Generalizing about Muslims enjoying the death and mutilation of Americans is a very big mistake. Perhaps you missed the Muslim clerics who denounced the mutilation and celebrations? There are extremists in every culture, ours included. Making them the rule rather than the exception is not a good course of action. The whole reason things are as messy as they are right now is because people over on that side make the same sort of righteous-revenge arguments you're making right now, Robin. Ever stop to think about that?

Robin, "Whoever fights


"Whoever fights monsters should see to it that in the process he does not become a monster."

Perhaps the best punsihment

Perhaps the best punsihment would be that age-old method of military discipline: flogging.

Public flogging, in this case, in an open Baghdad square -- following conviction in a court martial, of course -- would send the proper message to the Iraqi public, reinforce discipline in the American ranks, and be a just punishment in that it reciprocates the initial crime onto the perpetriators; that is, causing them pain and humiliation.
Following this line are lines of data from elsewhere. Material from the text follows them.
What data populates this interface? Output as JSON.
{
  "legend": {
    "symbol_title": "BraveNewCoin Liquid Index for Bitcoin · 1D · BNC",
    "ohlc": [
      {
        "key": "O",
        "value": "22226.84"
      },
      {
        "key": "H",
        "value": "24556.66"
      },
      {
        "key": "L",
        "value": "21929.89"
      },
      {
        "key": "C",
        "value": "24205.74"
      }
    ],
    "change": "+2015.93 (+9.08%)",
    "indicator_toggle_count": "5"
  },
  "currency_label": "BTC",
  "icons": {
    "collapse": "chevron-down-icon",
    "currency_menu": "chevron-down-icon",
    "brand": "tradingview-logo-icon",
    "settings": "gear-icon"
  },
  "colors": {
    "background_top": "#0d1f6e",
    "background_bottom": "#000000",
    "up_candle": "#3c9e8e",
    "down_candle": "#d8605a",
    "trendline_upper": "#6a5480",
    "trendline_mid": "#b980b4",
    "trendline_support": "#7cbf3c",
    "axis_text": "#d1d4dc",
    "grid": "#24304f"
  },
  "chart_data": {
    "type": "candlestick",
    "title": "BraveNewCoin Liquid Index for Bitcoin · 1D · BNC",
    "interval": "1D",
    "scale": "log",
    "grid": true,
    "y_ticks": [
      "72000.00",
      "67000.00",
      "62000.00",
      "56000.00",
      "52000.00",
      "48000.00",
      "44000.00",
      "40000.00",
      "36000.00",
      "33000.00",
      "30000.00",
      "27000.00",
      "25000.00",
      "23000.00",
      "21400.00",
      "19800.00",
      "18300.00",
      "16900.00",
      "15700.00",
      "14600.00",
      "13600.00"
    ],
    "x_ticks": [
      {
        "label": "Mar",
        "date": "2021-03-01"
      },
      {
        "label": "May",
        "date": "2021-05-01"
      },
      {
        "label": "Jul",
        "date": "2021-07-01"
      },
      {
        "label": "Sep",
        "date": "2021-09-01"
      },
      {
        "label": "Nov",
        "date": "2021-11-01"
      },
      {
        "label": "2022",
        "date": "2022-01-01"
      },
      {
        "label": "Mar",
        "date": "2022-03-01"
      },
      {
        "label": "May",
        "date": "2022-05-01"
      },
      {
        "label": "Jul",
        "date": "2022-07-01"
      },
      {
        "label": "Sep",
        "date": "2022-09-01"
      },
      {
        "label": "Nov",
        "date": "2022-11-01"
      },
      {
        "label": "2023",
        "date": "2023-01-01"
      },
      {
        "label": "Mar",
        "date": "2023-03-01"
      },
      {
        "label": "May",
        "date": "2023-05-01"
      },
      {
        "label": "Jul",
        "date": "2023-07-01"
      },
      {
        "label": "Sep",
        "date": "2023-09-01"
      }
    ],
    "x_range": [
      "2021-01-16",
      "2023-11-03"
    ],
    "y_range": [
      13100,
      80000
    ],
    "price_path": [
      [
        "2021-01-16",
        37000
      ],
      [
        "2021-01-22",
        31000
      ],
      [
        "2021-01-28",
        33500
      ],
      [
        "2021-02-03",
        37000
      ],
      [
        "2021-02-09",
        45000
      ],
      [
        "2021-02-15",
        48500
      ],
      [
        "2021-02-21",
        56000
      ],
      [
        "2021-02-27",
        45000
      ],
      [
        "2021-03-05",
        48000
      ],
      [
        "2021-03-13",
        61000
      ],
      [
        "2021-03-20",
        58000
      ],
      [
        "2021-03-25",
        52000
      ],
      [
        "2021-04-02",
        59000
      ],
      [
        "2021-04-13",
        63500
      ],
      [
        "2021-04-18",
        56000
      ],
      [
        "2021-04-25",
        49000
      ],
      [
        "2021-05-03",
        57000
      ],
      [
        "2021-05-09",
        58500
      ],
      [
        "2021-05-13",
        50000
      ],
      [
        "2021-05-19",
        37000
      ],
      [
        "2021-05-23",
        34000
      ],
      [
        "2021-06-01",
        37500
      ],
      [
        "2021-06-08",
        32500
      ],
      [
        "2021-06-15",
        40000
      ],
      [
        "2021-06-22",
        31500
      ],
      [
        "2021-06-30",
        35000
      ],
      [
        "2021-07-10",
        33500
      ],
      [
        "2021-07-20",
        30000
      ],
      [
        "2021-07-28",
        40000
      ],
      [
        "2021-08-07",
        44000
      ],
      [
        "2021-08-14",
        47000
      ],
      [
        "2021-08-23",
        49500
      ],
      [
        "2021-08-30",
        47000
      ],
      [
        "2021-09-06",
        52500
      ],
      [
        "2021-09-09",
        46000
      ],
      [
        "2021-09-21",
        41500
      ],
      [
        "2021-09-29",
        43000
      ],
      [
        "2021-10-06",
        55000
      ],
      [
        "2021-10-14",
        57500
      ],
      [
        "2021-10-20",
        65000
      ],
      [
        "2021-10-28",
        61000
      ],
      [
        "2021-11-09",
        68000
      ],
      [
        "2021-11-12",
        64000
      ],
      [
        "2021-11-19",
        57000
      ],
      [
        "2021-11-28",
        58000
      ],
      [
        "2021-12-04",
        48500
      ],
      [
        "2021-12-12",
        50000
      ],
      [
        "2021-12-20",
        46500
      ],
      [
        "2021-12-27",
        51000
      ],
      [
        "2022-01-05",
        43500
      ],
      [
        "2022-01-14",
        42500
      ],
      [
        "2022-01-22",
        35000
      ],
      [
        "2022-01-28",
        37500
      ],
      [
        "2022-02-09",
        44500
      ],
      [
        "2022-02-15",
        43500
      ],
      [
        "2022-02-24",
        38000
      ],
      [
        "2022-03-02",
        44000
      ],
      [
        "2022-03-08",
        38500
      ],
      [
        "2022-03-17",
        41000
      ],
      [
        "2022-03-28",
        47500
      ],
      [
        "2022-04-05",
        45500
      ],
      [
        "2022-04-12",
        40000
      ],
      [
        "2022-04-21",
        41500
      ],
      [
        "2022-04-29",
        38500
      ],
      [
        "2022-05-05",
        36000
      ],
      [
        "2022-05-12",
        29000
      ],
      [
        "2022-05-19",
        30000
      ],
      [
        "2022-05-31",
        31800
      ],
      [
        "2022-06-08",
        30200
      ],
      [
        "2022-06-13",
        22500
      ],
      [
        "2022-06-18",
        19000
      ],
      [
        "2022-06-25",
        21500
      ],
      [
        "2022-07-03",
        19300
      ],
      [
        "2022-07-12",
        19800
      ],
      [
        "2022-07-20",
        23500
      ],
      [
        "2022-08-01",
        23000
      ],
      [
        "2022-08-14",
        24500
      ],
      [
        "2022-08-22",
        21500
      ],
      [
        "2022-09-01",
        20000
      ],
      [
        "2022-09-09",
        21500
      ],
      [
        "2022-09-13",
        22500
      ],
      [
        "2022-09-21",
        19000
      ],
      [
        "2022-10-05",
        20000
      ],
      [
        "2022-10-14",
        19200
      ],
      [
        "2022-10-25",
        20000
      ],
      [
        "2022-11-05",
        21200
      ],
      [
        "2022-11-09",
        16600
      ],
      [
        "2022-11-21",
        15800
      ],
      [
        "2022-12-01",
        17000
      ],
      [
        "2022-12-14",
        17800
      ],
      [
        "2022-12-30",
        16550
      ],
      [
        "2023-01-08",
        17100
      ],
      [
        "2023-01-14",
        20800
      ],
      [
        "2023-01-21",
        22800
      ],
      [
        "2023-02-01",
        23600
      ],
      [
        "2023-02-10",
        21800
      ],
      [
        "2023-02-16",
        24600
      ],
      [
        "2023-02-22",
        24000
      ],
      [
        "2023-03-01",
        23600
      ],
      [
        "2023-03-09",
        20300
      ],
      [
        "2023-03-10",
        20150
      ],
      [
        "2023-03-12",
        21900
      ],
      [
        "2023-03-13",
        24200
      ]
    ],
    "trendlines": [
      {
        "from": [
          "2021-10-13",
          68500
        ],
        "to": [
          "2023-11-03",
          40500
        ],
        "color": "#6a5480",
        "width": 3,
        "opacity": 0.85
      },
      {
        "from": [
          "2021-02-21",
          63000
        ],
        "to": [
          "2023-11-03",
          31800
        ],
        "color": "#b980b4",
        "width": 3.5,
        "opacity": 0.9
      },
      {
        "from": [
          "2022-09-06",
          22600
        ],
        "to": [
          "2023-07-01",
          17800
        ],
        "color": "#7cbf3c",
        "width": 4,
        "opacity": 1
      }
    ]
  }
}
It also has the benefit of directly correlating the punishment with the crime itself and being rather quick -- none of this nonsense in which a criminal has a large fraction of his life taken from him, away from the very society he supposedly owes a debt to, at that same society's expense, and without his excessive punishment being remotely related to his actual crime. Jail is rarely an approriate punishment, even less so in this case, where the Iraqis would just have to take our word that the people in question are, in fact, locked up.